It includes Maggie (and Daffy, but I didn’t put Daffy in the database) and there is no nudity. Given all these variables, the regression model predicted it should sell for $1,458, which turns out to be very close to the median price for all the previous pieces sold, $1,434. (The median price is the price for which half of the prices are higher than it and half the prices are lower.) However, the actual realized price was $3,346. So much for the model!
Two concluding thoughts—Heritage Auctions has a huge database of auction results. Someone a little more single-minded than me could do some very interesting analysis with all the comics artwork they’ve sold. And for the rest of us, it is handy for seeing how well pieces we might be interested in buying or selling have done—but keep in mind that there can be really large, inexplicable variations in price. The piece you want to sell might go on the market on a bad week.
Second, these prices seem, well, really cheap. Jaime Hernandez is one of the greatest comics artists of all time, as far as I am concerned. Indeed, as one who has bought a variety of comics artwork through Heritage Auctions, the thing that continually amazes me is how cheaply we buy and sell this precious artistic heritage. It’s not the same in Europe, as far as I can tell. When you see prices for Artcurial auctions or at BD Artist(e) gallery, they seem significantly higher than the prices here on average. (It’s hard to do a side-by-side analysis, of course. It is possible to research historical realized prices through Artcurial, but it is somewhat more difficult than with Heritage.) My theory is that there are not enough institutional collectors of comics art in the United States—if this work were in the collections of more American museums, originals would be more valuable. But until that happens, I will keep buying original comic strip and alternative/underground comics art, and feel privileged to be the temporary custodian of these pieces of art history. I feel like I am holding them now for some museum to own in the future. Now all I have to do is find a museum that wants them.

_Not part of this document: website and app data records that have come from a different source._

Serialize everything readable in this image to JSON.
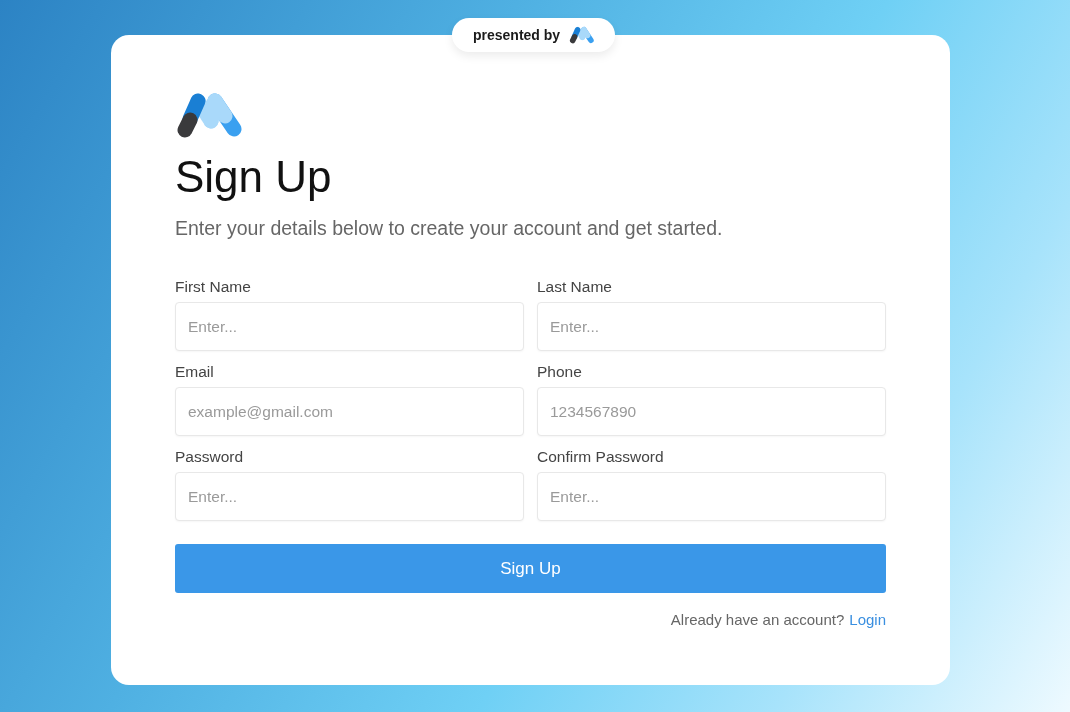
{
  "badge": {
    "text": "presented by"
  },
  "heading": "Sign Up",
  "subtitle": "Enter your details below to create your account and get started.",
  "fields": [
    {
      "label": "First Name",
      "placeholder": "Enter..."
    },
    {
      "label": "Last Name",
      "placeholder": "Enter..."
    },
    {
      "label": "Email",
      "placeholder": "example@gmail.com"
    },
    {
      "label": "Phone",
      "placeholder": "1234567890"
    },
    {
      "label": "Password",
      "placeholder": "Enter..."
    },
    {
      "label": "Confirm Password",
      "placeholder": "Enter..."
    }
  ],
  "submit": "Sign Up",
  "footer": {
    "text": "Already have an account?",
    "link": "Login"
  }
}
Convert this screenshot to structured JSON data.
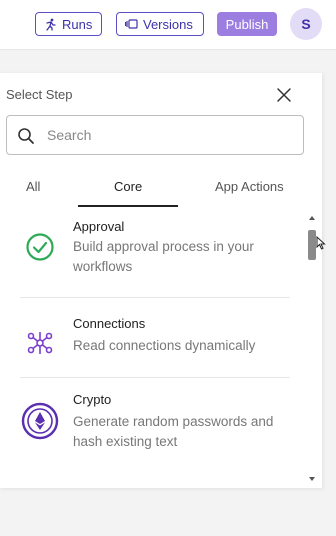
{
  "toolbar": {
    "runs_label": "Runs",
    "versions_label": "Versions",
    "publish_label": "Publish",
    "avatar_initial": "S"
  },
  "panel": {
    "title": "Select Step",
    "search": {
      "placeholder": "Search",
      "value": ""
    },
    "tabs": [
      {
        "label": "All",
        "active": false
      },
      {
        "label": "Core",
        "active": true
      },
      {
        "label": "App Actions",
        "active": false
      }
    ],
    "steps": [
      {
        "name": "Approval",
        "description": "Build approval process in your workflows",
        "icon": "check-circle-icon"
      },
      {
        "name": "Connections",
        "description": "Read connections dynamically",
        "icon": "network-nodes-icon"
      },
      {
        "name": "Crypto",
        "description": "Generate random passwords and hash existing text",
        "icon": "ethereum-icon"
      }
    ]
  },
  "colors": {
    "accent": "#5b4fc6",
    "publish": "#9b7ee0",
    "approval_green": "#2eaa57",
    "connections_purple": "#7b3fd0",
    "crypto_purple": "#5a2fb0"
  }
}
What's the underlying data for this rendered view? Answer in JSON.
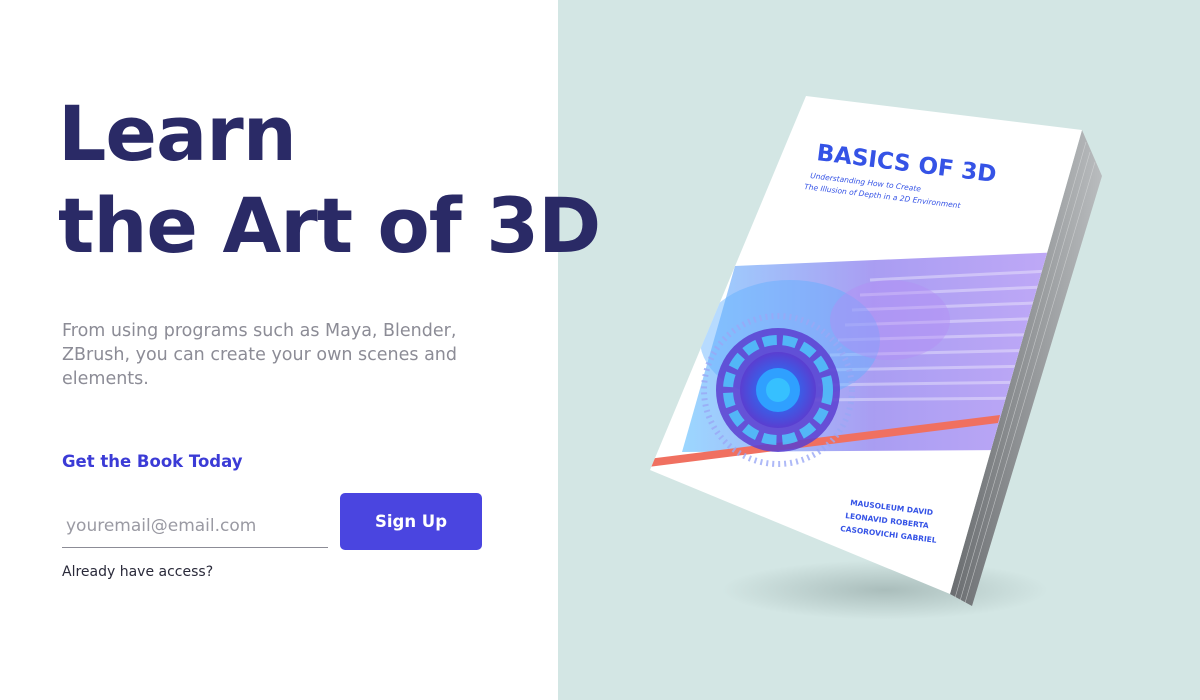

Note by Noah: Robert Boyd writes regularly at his blog The Great God Pan Is Dead.